·3 min read

REGINA — A woman has testified it's been hard for her to seek medical help since she was sexually assaulted by a former doctor during a colonoscopy.

"I have difficulty trusting doctors, and it has held me back from getting medical attention I need and deserve," she told court Monday.

"This experience taught me that in order to get potentially life-saving medical attention, I have to offer my body as a price of admission and that's totally unfair."

The 40-year-old mother of three said Sylvester Ukabam, a Regina doctor she had known for three years, sexually touched her during the procedure in May 2013.

Ukabam, 76, is facing seven counts of sexual assault that allegedly occurred between December 2010 and April 2017. A publication ban prohibits any of the complainants from being named.

He pleaded not guilty to all charges on the first day of his trial Monday.

Crown prosecutor Jackie Lane said the former doctor sexually assaulted five women during medical exams he did as a gastroenterologist — a doctor who deals with disorders of the stomach and intestines.

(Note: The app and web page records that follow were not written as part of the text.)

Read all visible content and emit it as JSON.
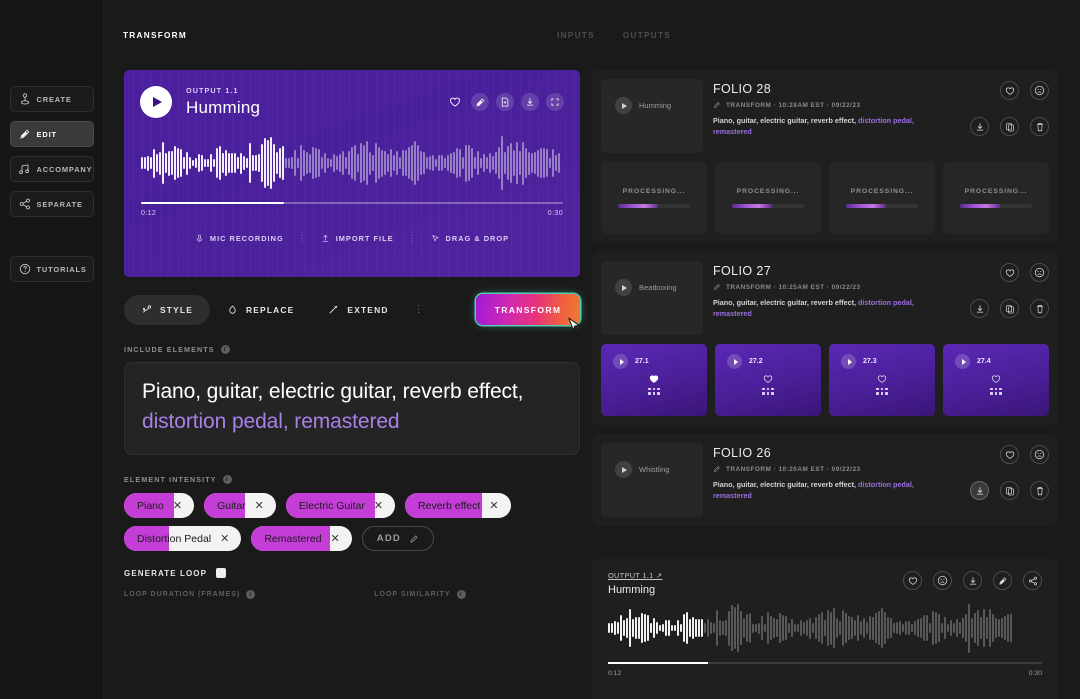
{
  "sidebar": {
    "items": [
      {
        "label": "CREATE",
        "icon": "create-icon",
        "active": false
      },
      {
        "label": "EDIT",
        "icon": "edit-pen-icon",
        "active": true
      },
      {
        "label": "ACCOMPANY",
        "icon": "accompany-icon",
        "active": false
      },
      {
        "label": "SEPARATE",
        "icon": "separate-share-icon",
        "active": false
      }
    ],
    "tutorials": {
      "label": "TUTORIALS",
      "icon": "question-circle-icon"
    }
  },
  "topnav": {
    "items": [
      {
        "label": "TRANSFORM",
        "active": true
      },
      {
        "label": "INPUTS",
        "active": false
      },
      {
        "label": "OUTPUTS",
        "active": false
      }
    ]
  },
  "player": {
    "kicker": "OUTPUT 1.1",
    "title": "Humming",
    "time_current": "0:12",
    "time_total": "0:30",
    "progress_percent": 34,
    "actions": [
      {
        "name": "favorite-icon",
        "style": "plain"
      },
      {
        "name": "edit-icon",
        "style": "round"
      },
      {
        "name": "file-icon",
        "style": "round"
      },
      {
        "name": "download-icon",
        "style": "round"
      },
      {
        "name": "expand-icon",
        "style": "round"
      }
    ],
    "sources": [
      {
        "label": "MIC RECORDING",
        "icon": "microphone-icon"
      },
      {
        "label": "IMPORT FILE",
        "icon": "upload-icon"
      },
      {
        "label": "DRAG & DROP",
        "icon": "cursor-arrow-icon"
      }
    ]
  },
  "actions": {
    "style_label": "STYLE",
    "replace_label": "REPLACE",
    "extend_label": "EXTEND",
    "transform_label": "TRANSFORM"
  },
  "include_elements": {
    "label": "INCLUDE ELEMENTS",
    "text_plain": "Piano, guitar, electric guitar, reverb effect, ",
    "text_highlight": "distortion pedal, remastered"
  },
  "element_intensity": {
    "label": "ELEMENT INTENSITY",
    "add_label": "ADD",
    "tags": [
      {
        "label": "Piano",
        "intensity": 72
      },
      {
        "label": "Guitar",
        "intensity": 57
      },
      {
        "label": "Electric Guitar",
        "intensity": 82
      },
      {
        "label": "Reverb effect",
        "intensity": 73
      },
      {
        "label": "Distortion Pedal",
        "intensity": 38
      },
      {
        "label": "Remastered",
        "intensity": 78
      }
    ]
  },
  "loop": {
    "generate_label": "GENERATE LOOP",
    "duration_label": "LOOP DURATION (FRAMES)",
    "similarity_label": "LOOP SIMILARITY"
  },
  "folios": [
    {
      "title": "FOLIO 28",
      "thumb_label": "Humming",
      "meta": "TRANSFORM · 10:28AM EST · 09/22/23",
      "desc_plain": "Piano, guitar, electric guitar, reverb effect, ",
      "desc_highlight": "distortion pedal, remastered",
      "download_active": false,
      "children_type": "processing",
      "children": [
        {
          "label": "PROCESSING...",
          "progress": 55
        },
        {
          "label": "PROCESSING...",
          "progress": 55
        },
        {
          "label": "PROCESSING...",
          "progress": 55
        },
        {
          "label": "PROCESSING...",
          "progress": 55
        }
      ]
    },
    {
      "title": "FOLIO 27",
      "thumb_label": "Beatboxing",
      "meta": "TRANSFORM · 10:25AM EST · 09/22/23",
      "desc_plain": "Piano, guitar, electric guitar, reverb effect, ",
      "desc_highlight": "distortion pedal, remastered",
      "download_active": false,
      "children_type": "result",
      "children": [
        {
          "label": "27.1",
          "favorited": true
        },
        {
          "label": "27.2",
          "favorited": false
        },
        {
          "label": "27.3",
          "favorited": false
        },
        {
          "label": "27.4",
          "favorited": false
        }
      ]
    },
    {
      "title": "FOLIO 26",
      "thumb_label": "Whistling",
      "meta": "TRANSFORM · 10:20AM EST · 09/22/23",
      "desc_plain": "Piano, guitar, electric guitar, reverb effect, ",
      "desc_highlight": "distortion pedal, remastered",
      "download_active": true,
      "children_type": "none",
      "children": []
    }
  ],
  "bottom_player": {
    "kicker": "OUTPUT 1.1",
    "title": "Humming",
    "time_current": "0:12",
    "time_total": "0:30",
    "progress_percent": 23,
    "actions": [
      {
        "name": "favorite-icon"
      },
      {
        "name": "dislike-face-icon"
      },
      {
        "name": "download-icon"
      },
      {
        "name": "edit-icon"
      },
      {
        "name": "share-icon"
      }
    ]
  },
  "colors": {
    "accent_purple": "#5b28b5",
    "tag_fill": "#c33dd6",
    "highlight_text": "#a880e8",
    "background": "#1a1a1a"
  }
}
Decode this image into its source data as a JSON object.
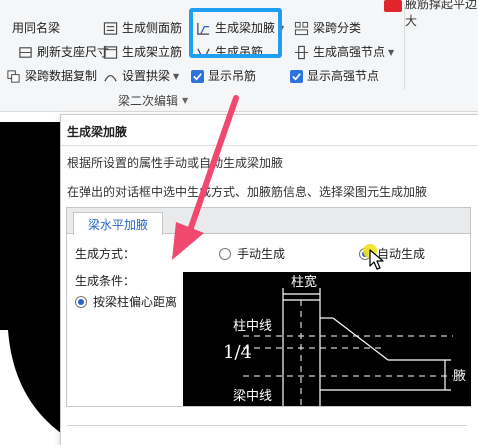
{
  "ribbon": {
    "r1": {
      "apply_same_name": "用同名梁",
      "gen_side_rebar": "生成侧面筋",
      "gen_haunch": "生成梁加腋",
      "span_class": "梁跨分类",
      "top_right": "腋筋撑起平边大"
    },
    "r2": {
      "refresh_support": "刷新支座尺寸",
      "gen_stirrup_tie": "生成架立筋",
      "gen_hanger": "生成吊筋",
      "gen_high_node": "生成高强节点"
    },
    "r3": {
      "copy_span_data": "梁跨数据复制",
      "set_arch": "设置拱梁",
      "show_hanger": "显示吊筋",
      "show_high_node": "显示高强节点"
    },
    "group_label": "梁二次编辑"
  },
  "tooltip": {
    "title": "生成梁加腋",
    "desc1": "根据所设置的属性手动或自动生成梁加腋",
    "desc2": "在弹出的对话框中选中生成方式、加腋筋信息、选择梁图元生成加腋",
    "dialog": {
      "tab": "梁水平加腋",
      "method_label": "生成方式：",
      "method_manual": "手动生成",
      "method_auto": "自动生成",
      "method_selected": "auto",
      "condition_label": "生成条件：",
      "condition_option": "按梁柱偏心距离",
      "diagram": {
        "column_width": "柱宽",
        "column_centerline": "柱中线",
        "quarter": "1/4",
        "beam_centerline": "梁中线",
        "side_label": "腋"
      }
    }
  },
  "colors": {
    "accent_blue": "#1e9ff2",
    "checkbox_blue": "#2f73e0",
    "arrow_pink": "#f0486e",
    "badge_red": "#e0262c",
    "cursor_yellow": "#f4e21c"
  },
  "icons": [
    "apply-same-name-icon",
    "side-rebar-icon",
    "haunch-icon",
    "span-class-icon",
    "refresh-support-icon",
    "stirrup-tie-icon",
    "hanger-icon",
    "high-node-icon",
    "copy-span-icon",
    "arch-icon",
    "check-icon",
    "mouse-cursor-icon",
    "pointer-arrow"
  ]
}
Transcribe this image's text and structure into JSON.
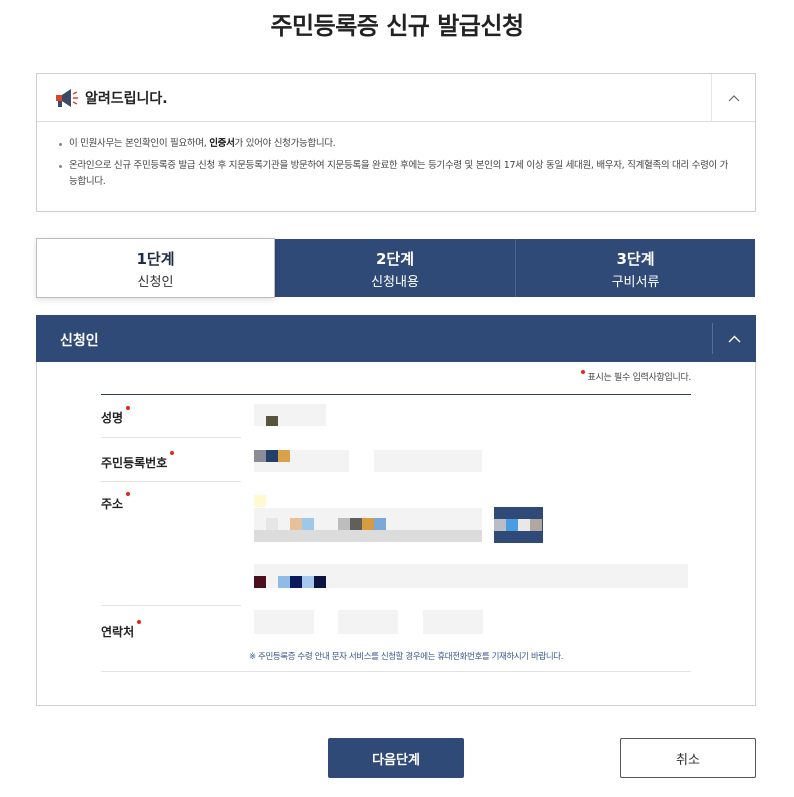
{
  "page": {
    "title": "주민등록증 신규 발급신청"
  },
  "notice": {
    "title": "알려드립니다.",
    "icon": "megaphone-icon",
    "item1_before": "이 민원사무는 본인확인이 필요하며, ",
    "item1_bold": "인증서",
    "item1_after": "가 있어야 신청가능합니다.",
    "item2": "온라인으로 신규 주민등록증 발급 신청 후 지문등록기관을 방문하여 지문등록을 완료한 후에는 등기수령 및 본인의 17세 이상 동일 세대원, 배우자, 직계혈족의 대리 수령이 가능합니다."
  },
  "steps": [
    {
      "num": "1단계",
      "name": "신청인",
      "active": true
    },
    {
      "num": "2단계",
      "name": "신청내용",
      "active": false
    },
    {
      "num": "3단계",
      "name": "구비서류",
      "active": false
    }
  ],
  "panel": {
    "title": "신청인",
    "required_note": "표시는 필수 입력사항입니다.",
    "labels": {
      "name": "성명",
      "rrn": "주민등록번호",
      "address": "주소",
      "contact": "연락처"
    },
    "hint": "※ 주민등록증 수령 안내 문자 서비스를 신청할 경우에는 휴대전화번호를 기재하시기 바랍니다."
  },
  "buttons": {
    "next": "다음단계",
    "cancel": "취소"
  },
  "colors": {
    "primary": "#304a77",
    "required": "#e0281b",
    "hint": "#3a5a8c"
  }
}
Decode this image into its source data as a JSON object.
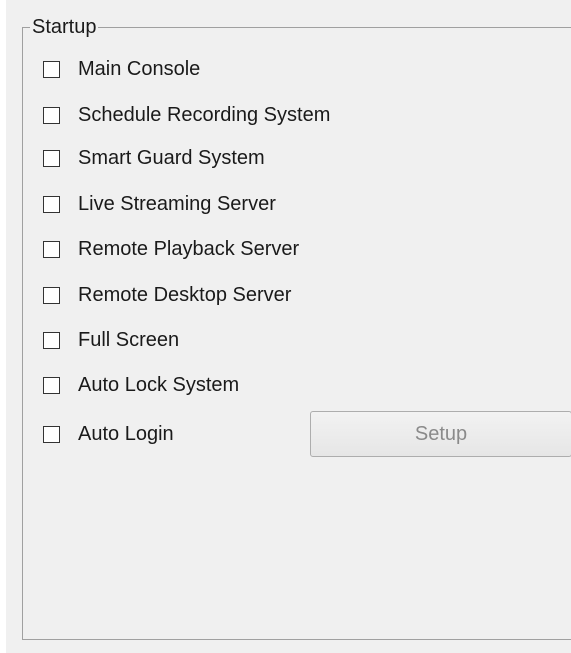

The Saskatchewan College of Physicians and Surgeons says on its website that it charged Ukabam in 2018 with unprofessional conduct for alleged "sexual boundary breaches," but the matter was resolved when he agreed to give up his licence and stop practising medicine.

Lane told Court of Queen's Bench during her opening arguments that Ukabam touched the five patients inappropriately.

"Ukabam was given access to each of these women, by virtue of medical care given, and betrayed that trust by touching them sexually without their consent," Lane said.

The first complainant to testify, the 40-year-old mother, said she felt pressure in her vagina when she was getting the colonoscopy from Ukabam.

"I have to assume it was Dr. Ukabam because he was at my bottom and was performing the colonoscopy," she said.

She told court she has a family history of colon cancer, including a death, which was why she sought the procedure.

"I'm scared to get another colonoscopy, so scared," she told the judge, who is hearing the case without a jury.

"I'm also scared to let my children get their (medical) procedures."

The doctor's lawyer, Aaron Fox, did not give an opening argument, but told court the defence will focus on the complainants' reliability and on what took place.

During his cross-examination of the first witness, Fox suggested the woman was mistaken in her recollection of the procedure because she was sedated. He said the pressure she felt in her vagina could have been medically related.

Fox also asked the woman if anyone else could have been near her when the procedure was taking place.

"It's possible," she said.

Fox concluded by asking the woman if the doctor being Black played a role in her believing something improper had taken place.

"No. It had no bearing on it. Dr. Ukabam was someone I highly respected, I held in high regard. I take offence you would suggest that."

The trial is to resume Tuesday and is scheduled until Feb. 2.

This report by The Canadian Press was first published Jan. 10, 2022.

Mickey Djuric, The Canadian Press

Note to readers: This is a corrected story. A previous version said the Saskatchewan College of Physicians and Surgeons found Ukabam guilty in 2018 of unprofessional conduct.

Our goal is to create a safe and engaging place for users to connect over interests and passions. In order to improve our community experience, we are temporarily suspending article commenting